There’s no question it can be difficult to reside with your spouse during the divorce process. It may be tempting to separate, but before you do, you may want to consider the following questions (just to name a few):
Where will your children live? Under Missouri Statute 452.310.3, “Until permitted by order of the court, neither parent shall remove any child from the jurisdiction of the court or from any parent with whom the child has primarily resided for the sixty days immediately preceding the filing of the petition for dissolution of marriage or legal separation.” Translation: if you move out of the home without the court’s permission, the children may need to be in the care of the parent who is still in the marital home.
What about maintenance (alimony)? The amount of maintenance is based, in large part, on a person’s need for maintenance. If you move out of the marital home and decrease your living expenses, you may inadvertently lower your standard of living. The court may then determine how much maintenance you need based on this new, lower standard of living. This may result in less maintenance than you would have received had you stayed in the marital home.
Can you afford to move out? Paying for one house with two incomes is hard enough. When you separate, there may not be enough money to maintain two homes. There is no guarantee the court will require one spouse to support the new residence of the other spouse during a pending divorce proceeding. An added benefit to staying in the marital home is that you know it will be cared for properly
Are you able to purchase a new home? If you plan to borrow money to purchase a separate home for yourself while you are still married, you will need your spouse’s consent (and there is no requirement he or she will give that consent). You should be very careful when entering into any contracts for the purchase of real estate if it depends on the cooperation of your spouse – cooperation that is certainly not guaranteed during a divorce!
There are times when it may be appropriate to separate prior to the entry of the divorce judgment. For example, where domestic violence is present or where an agreement to separate has been formalized between the parties and the court has signed off on the agreement. Before you make any big decisions, such as moving out of the marital home, it is important to consult with an attorney.

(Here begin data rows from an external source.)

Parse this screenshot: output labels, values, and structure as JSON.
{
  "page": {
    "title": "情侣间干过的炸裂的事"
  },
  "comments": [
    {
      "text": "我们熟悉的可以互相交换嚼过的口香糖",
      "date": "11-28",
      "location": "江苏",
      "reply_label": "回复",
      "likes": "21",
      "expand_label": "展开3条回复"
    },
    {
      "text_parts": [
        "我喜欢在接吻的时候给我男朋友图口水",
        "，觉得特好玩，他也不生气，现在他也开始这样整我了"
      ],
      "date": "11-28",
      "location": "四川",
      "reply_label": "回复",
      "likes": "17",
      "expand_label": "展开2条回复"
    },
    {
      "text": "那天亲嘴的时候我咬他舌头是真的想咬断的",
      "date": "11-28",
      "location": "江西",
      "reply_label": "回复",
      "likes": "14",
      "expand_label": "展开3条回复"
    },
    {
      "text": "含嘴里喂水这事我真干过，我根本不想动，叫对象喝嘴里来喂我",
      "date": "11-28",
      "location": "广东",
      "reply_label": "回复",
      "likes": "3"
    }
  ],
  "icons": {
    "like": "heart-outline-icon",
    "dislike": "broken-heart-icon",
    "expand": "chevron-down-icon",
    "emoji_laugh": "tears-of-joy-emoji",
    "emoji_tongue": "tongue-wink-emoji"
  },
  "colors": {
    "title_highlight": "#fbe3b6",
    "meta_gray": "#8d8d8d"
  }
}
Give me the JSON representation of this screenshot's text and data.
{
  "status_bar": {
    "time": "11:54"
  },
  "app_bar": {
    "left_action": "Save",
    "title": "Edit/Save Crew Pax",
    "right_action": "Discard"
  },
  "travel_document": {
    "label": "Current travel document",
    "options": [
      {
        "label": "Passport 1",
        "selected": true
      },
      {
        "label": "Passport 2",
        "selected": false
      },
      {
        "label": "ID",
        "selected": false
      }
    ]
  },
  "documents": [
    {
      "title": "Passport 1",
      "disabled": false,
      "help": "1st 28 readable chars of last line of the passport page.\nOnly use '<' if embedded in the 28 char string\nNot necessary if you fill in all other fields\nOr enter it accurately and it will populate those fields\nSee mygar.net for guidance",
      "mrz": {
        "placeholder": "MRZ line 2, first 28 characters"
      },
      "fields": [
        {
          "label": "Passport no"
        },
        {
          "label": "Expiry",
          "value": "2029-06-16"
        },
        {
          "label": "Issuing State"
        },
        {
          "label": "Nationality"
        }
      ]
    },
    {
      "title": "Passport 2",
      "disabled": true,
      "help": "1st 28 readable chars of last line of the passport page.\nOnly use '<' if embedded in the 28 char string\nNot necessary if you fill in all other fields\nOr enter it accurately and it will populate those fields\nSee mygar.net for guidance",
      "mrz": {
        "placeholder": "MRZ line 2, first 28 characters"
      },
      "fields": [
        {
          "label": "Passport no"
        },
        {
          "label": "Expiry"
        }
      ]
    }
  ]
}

Be aware every situation is unique. If you have questions about your individual situation, please contact an attorney. This post should not be considered legal advice.